What is User Story Mapping?
The primary goal of User Story Mapping is to deliver greater value to end users by building less. It may seem contradictory to say this, but that’s exactly what this exercise is all about.
Popularized by Jeff Patton, User Story Mapping facilitates collaboration between business owners and development teams in order to help them build the right products in the right order. The power and efficiency of User Story Mapping have become popular with Agile teams as a go-to method for prioritizing their backlog.
To get started with User Story Mapping, you need to first put yourself in your users’ shoes. This is the best way to build the narrative flow as it relates to how an actual user might navigate the eventual product experience. Be sure to detail each step in chronological order, if possible. This will become the backbone of your User Story Map, which is made up of big user stories called ‘epics.’
Once you’ve created this foundation, you need to determine the individual user stories allowing users to reach their desired outcomes successfully via your product. Start by asking yourself, “Why would someone use this product in the first place?” More often than not, this will trigger conversations between business owners and development teams to build a shared understanding around key business, product, and technical issues.
Finally, you need to put all of these user stories into hierarchical order (arranged vertically) to determine the minimum number of tasks and product features that would bring the most basic level of value to end users. This is called a Minimum Viable Product (MVP), an early version of a product designed specifically to elicit user feedback to inform future product iterations. You can do this multiple times, creating a second and a third version of the product, before establishing the optimal end user product experience.
What is an MVP?
One of the most common misconceptions about MVPs is that they should function correctly from a technical perspective the first time around. But that’s not exactly accurate. Let’s use an analogy to explain this. In nature, the term ‘viable’ refers to a living organism that can survive on its own in its own environment. The concept of an MVP follows the same premise.
Simply put, an MVP is the smallest product release that both enables users to achieve their desired (and most basic) outcomes while also fueling your Agile process by giving them an opportunity to weigh in with feedback about what they expect from your product in the future.
Some tips from Jeff Patton himself
In an interview with Jeff Patton in April 2020, he provided a first-hand take on his approach to User Story Mapping. These were the main takeaways:
- It’s like a movie screenplay. You write your users’ scenarios through the lens of the adventure your product creates.
- It’s a “living” tool for deep reflection. It’s not meant to be “one and done.” Don’t hesitate to throw it out and build a new one from scratch, especially as user needs change.
- It’s imprecise and incomplete by nature. Don’t try to be exhaustive or allow yourself to be caught up in every minute detail.
- It’s both a common visual representation of the product experience and a portal towards other parts of the product development system. This is what makes User Story Mapping so powerful.
- It is an artifact that grows organically. You can’t predict a product’s final structure right from the start; you naturally find the right structure as you go through this iterative process.

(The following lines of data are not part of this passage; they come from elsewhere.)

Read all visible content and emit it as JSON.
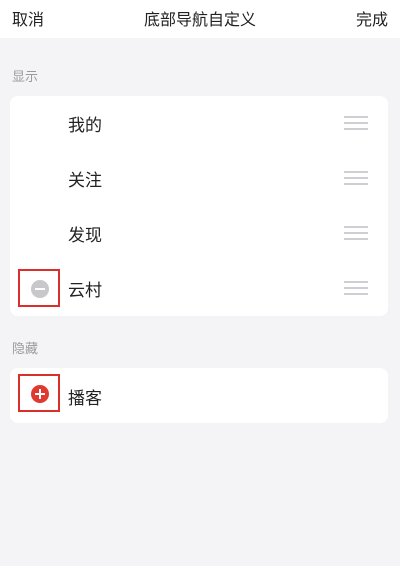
{
  "header": {
    "cancel_label": "取消",
    "title": "底部导航自定义",
    "done_label": "完成"
  },
  "shown_section": {
    "label": "显示",
    "items": [
      {
        "label": "我的",
        "icon": "drag-handle-icon"
      },
      {
        "label": "关注",
        "icon": "drag-handle-icon"
      },
      {
        "label": "发现",
        "icon": "drag-handle-icon"
      },
      {
        "label": "云村",
        "icon": "drag-handle-icon",
        "action_icon": "remove-icon"
      }
    ]
  },
  "hidden_section": {
    "label": "隐藏",
    "items": [
      {
        "label": "播客",
        "action_icon": "add-icon"
      }
    ]
  },
  "colors": {
    "accent_red": "#e03a30",
    "highlight_border": "#d9302b",
    "background": "#f4f4f6",
    "card": "#ffffff"
  }
}
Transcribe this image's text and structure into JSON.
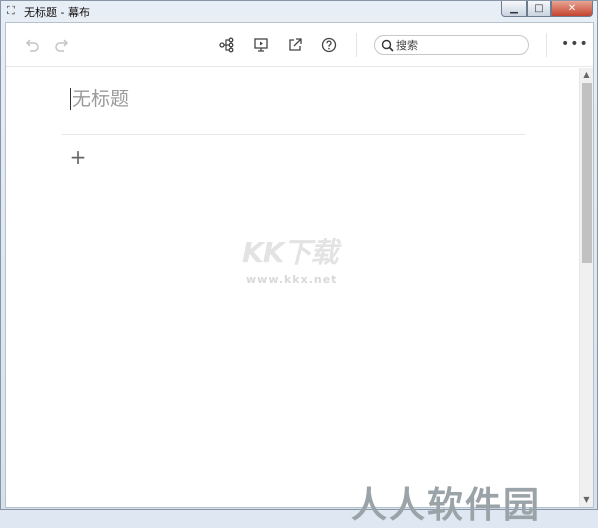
{
  "window": {
    "title": "无标题 - 幕布",
    "app_icon": "app-logo-icon"
  },
  "toolbar": {
    "undo_icon": "undo-icon",
    "redo_icon": "redo-icon",
    "mindmap_icon": "mindmap-icon",
    "present_icon": "presentation-icon",
    "share_icon": "share-icon",
    "help_icon": "help-icon",
    "more_label": "•••"
  },
  "search": {
    "placeholder": "搜索"
  },
  "document": {
    "title": "无标题",
    "add_label": "+"
  },
  "watermarks": {
    "kkx_text": "KK下载",
    "kkx_url": "www.kkx.net",
    "rr_text": "人人软件园"
  }
}
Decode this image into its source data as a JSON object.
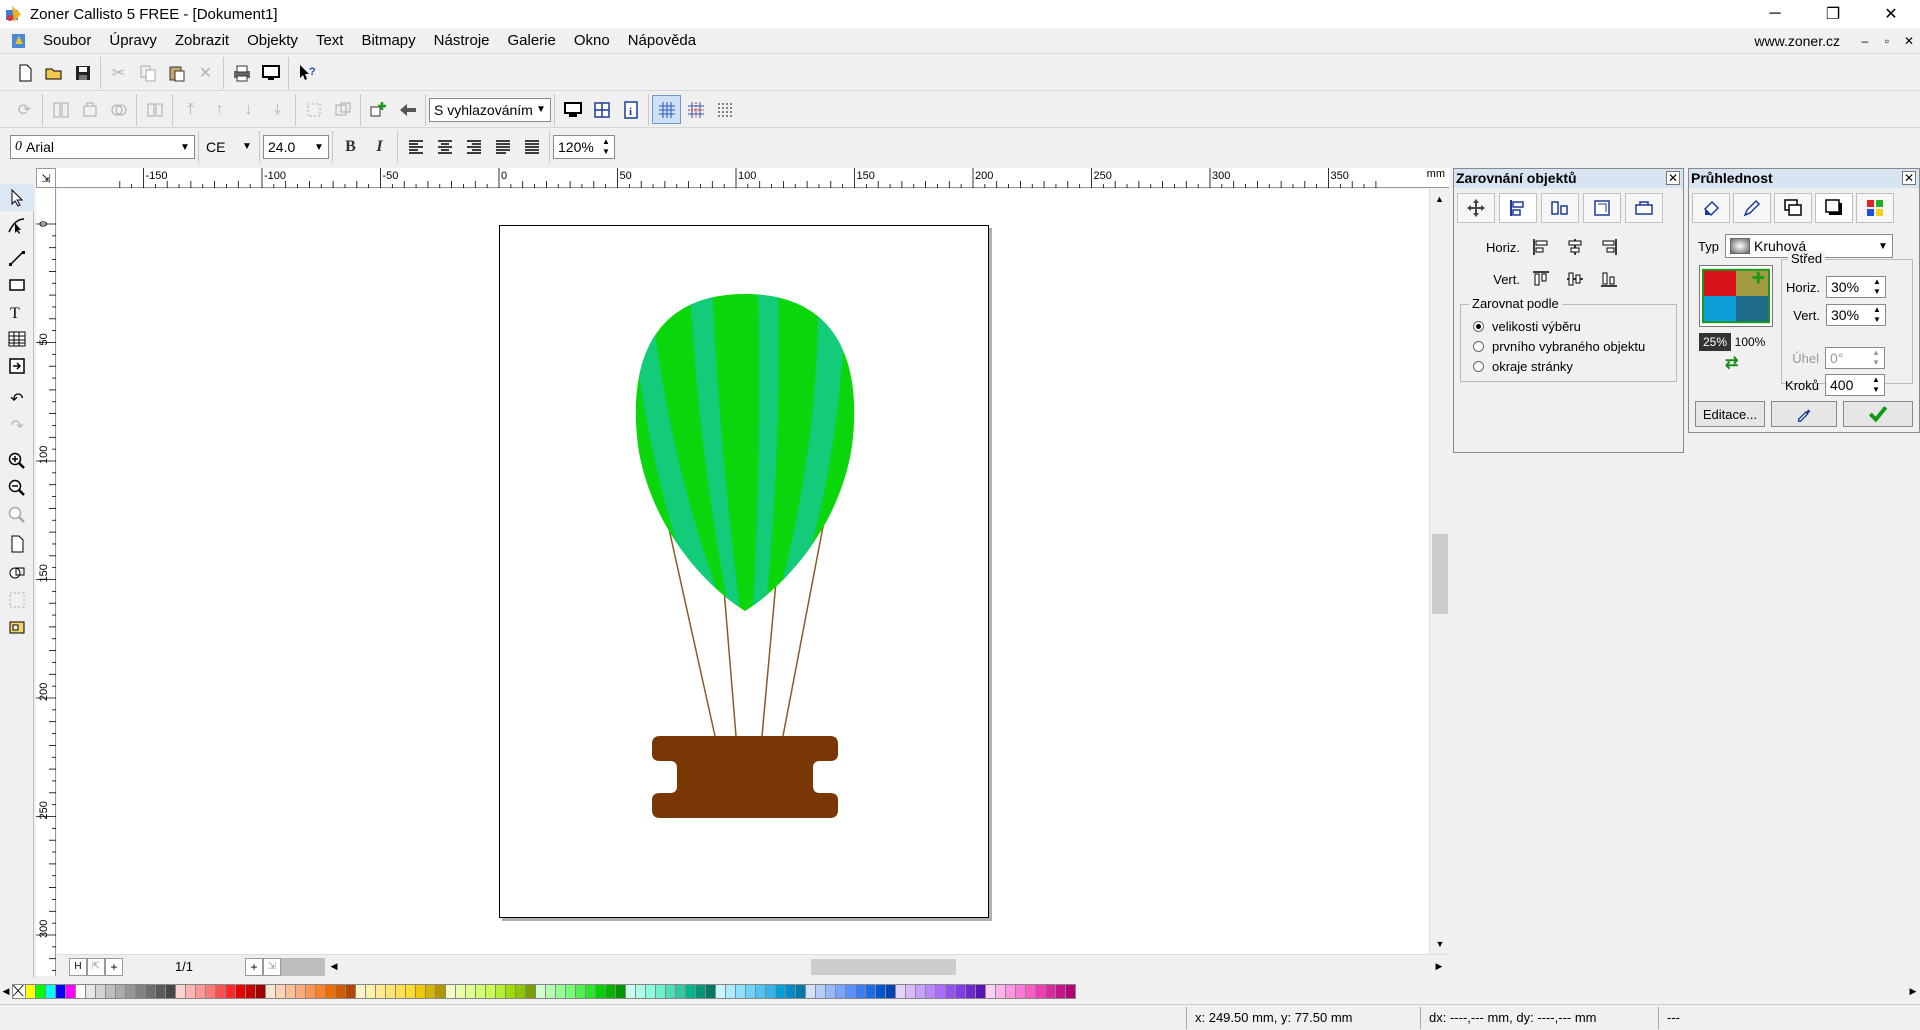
{
  "window": {
    "title": "Zoner Callisto 5 FREE - [Dokument1]",
    "controls": {
      "minimize": "─",
      "maximize": "❐",
      "close": "✕"
    }
  },
  "menu": {
    "items": [
      "Soubor",
      "Úpravy",
      "Zobrazit",
      "Objekty",
      "Text",
      "Bitmapy",
      "Nástroje",
      "Galerie",
      "Okno",
      "Nápověda"
    ],
    "site": "www.zoner.cz",
    "mdi": {
      "minimize": "–",
      "restore": "▫",
      "close": "✕"
    }
  },
  "toolbar2": {
    "smoothing": "S vyhlazováním"
  },
  "toolbar3": {
    "font": "Arial",
    "charset": "CE",
    "size": "24.0",
    "bold": "B",
    "italic": "I",
    "spacing": "120%"
  },
  "rulers": {
    "unit": "mm",
    "h_ticks": [
      "-150",
      "-100",
      "-50",
      "0",
      "50",
      "100",
      "150",
      "200",
      "250",
      "300",
      "350"
    ],
    "v_ticks": [
      "0",
      "50",
      "100",
      "150",
      "200",
      "250",
      "300"
    ]
  },
  "pager": {
    "first": "H",
    "prev": "⇱",
    "add": "+",
    "page": "1/1",
    "add2": "+",
    "last": "⇲"
  },
  "align_panel": {
    "title": "Zarovnání objektů",
    "horiz_label": "Horiz.",
    "vert_label": "Vert.",
    "group_label": "Zarovnat podle",
    "options": [
      "velikosti výběru",
      "prvního vybraného objektu",
      "okraje stránky"
    ],
    "selected": 0
  },
  "transparency_panel": {
    "title": "Průhlednost",
    "type_label": "Typ",
    "type_value": "Kruhová",
    "center_label": "Střed",
    "horiz_label": "Horiz.",
    "horiz_value": "30%",
    "vert_label": "Vert.",
    "vert_value": "30%",
    "angle_label": "Úhel",
    "angle_value": "0°",
    "steps_label": "Kroků",
    "steps_value": "400",
    "start_pct": "25%",
    "end_pct": "100%",
    "edit_button": "Editace..."
  },
  "status": {
    "coords": "x: 249.50 mm, y: 77.50 mm",
    "delta": "dx: ----,--- mm, dy: ----,--- mm",
    "extra": "---"
  },
  "palette_colors": [
    "#ffff00",
    "#00ff00",
    "#00ffff",
    "#0000ff",
    "#ff00ff",
    "#ffffff",
    "#e6e6e6",
    "#d2d2d2",
    "#bebebe",
    "#aaaaaa",
    "#969696",
    "#828282",
    "#6e6e6e",
    "#5a5a5a",
    "#464646",
    "#ffd2d2",
    "#ffb4b4",
    "#ff9696",
    "#ff7878",
    "#ff5050",
    "#ff2828",
    "#e60000",
    "#c80000",
    "#a00000",
    "#ffe6d2",
    "#ffd2b4",
    "#ffbe96",
    "#ffaa78",
    "#ff9650",
    "#ff8228",
    "#f06e00",
    "#d25a00",
    "#b44600",
    "#fff5c8",
    "#fff0aa",
    "#ffeb8c",
    "#ffe66e",
    "#ffe150",
    "#ffdc32",
    "#f0c800",
    "#d2b400",
    "#b49600",
    "#f5ffc8",
    "#ebffaa",
    "#e1ff8c",
    "#d2ff6e",
    "#c8ff50",
    "#b4f032",
    "#a0dc00",
    "#8cc800",
    "#78a000",
    "#d2ffd2",
    "#b4ffb4",
    "#96ff96",
    "#78ff78",
    "#50f050",
    "#28e628",
    "#00d200",
    "#00b400",
    "#009600",
    "#c8fff0",
    "#aaffe6",
    "#8cffdc",
    "#6ef0c8",
    "#50dcb4",
    "#32c8a0",
    "#00b48c",
    "#009678",
    "#007864",
    "#c8f5ff",
    "#aaebff",
    "#8ce1ff",
    "#6ed2ff",
    "#50c3f5",
    "#32b4eb",
    "#00a0dc",
    "#008cc8",
    "#0078aa",
    "#d2e1ff",
    "#b4cdff",
    "#96b9ff",
    "#78a5ff",
    "#5a91ff",
    "#3c7df5",
    "#1e69e6",
    "#0055d2",
    "#0041b4",
    "#e6d2ff",
    "#d7b9ff",
    "#c8a0ff",
    "#b987ff",
    "#aa6eff",
    "#9650f0",
    "#823ce6",
    "#6e28d2",
    "#5a14b4",
    "#ffd2f5",
    "#ffb4eb",
    "#ff96e1",
    "#ff78d7",
    "#ff5ac8",
    "#f03cb4",
    "#dc28a0",
    "#c8148c",
    "#b40078"
  ],
  "balloon_colors": {
    "light": "#0bd50b",
    "stripe": "#12cc7a",
    "basket": "#7a3706",
    "rope": "#8a5a2b"
  }
}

Some other tips from Product Management professionals
Fatima-Zahra Hamil, Head of Advisory and Training at Wivoo, underscores three critical steps for running successful User Story Mapping sessions:
- Refine your product vision to align closely to underlying market issues and current user problems.

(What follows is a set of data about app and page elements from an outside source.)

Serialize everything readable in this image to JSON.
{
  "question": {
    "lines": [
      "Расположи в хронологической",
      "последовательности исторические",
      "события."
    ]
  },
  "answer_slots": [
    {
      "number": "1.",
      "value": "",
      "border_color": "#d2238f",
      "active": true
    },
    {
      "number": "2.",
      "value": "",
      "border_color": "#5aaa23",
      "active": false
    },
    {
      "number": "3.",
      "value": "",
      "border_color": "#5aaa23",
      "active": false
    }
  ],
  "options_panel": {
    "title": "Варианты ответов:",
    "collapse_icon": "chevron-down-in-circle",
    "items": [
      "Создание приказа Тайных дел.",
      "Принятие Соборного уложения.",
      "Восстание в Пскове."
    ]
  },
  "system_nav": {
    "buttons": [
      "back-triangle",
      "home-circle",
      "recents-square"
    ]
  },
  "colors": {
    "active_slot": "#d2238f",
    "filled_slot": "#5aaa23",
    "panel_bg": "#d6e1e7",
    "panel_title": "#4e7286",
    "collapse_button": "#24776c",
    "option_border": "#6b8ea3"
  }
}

- Explicitly set the project’s goals right from the start (monetization, audience, etc.), as this will have a direct impact on the MVP’s feature scope.
- Agree upon your Persona. This will make it easier to identify the exact features that will deliver the greatest value to your end users.
Following a productive User Story Mapping session, you should have all the elements to build your Product Roadmap.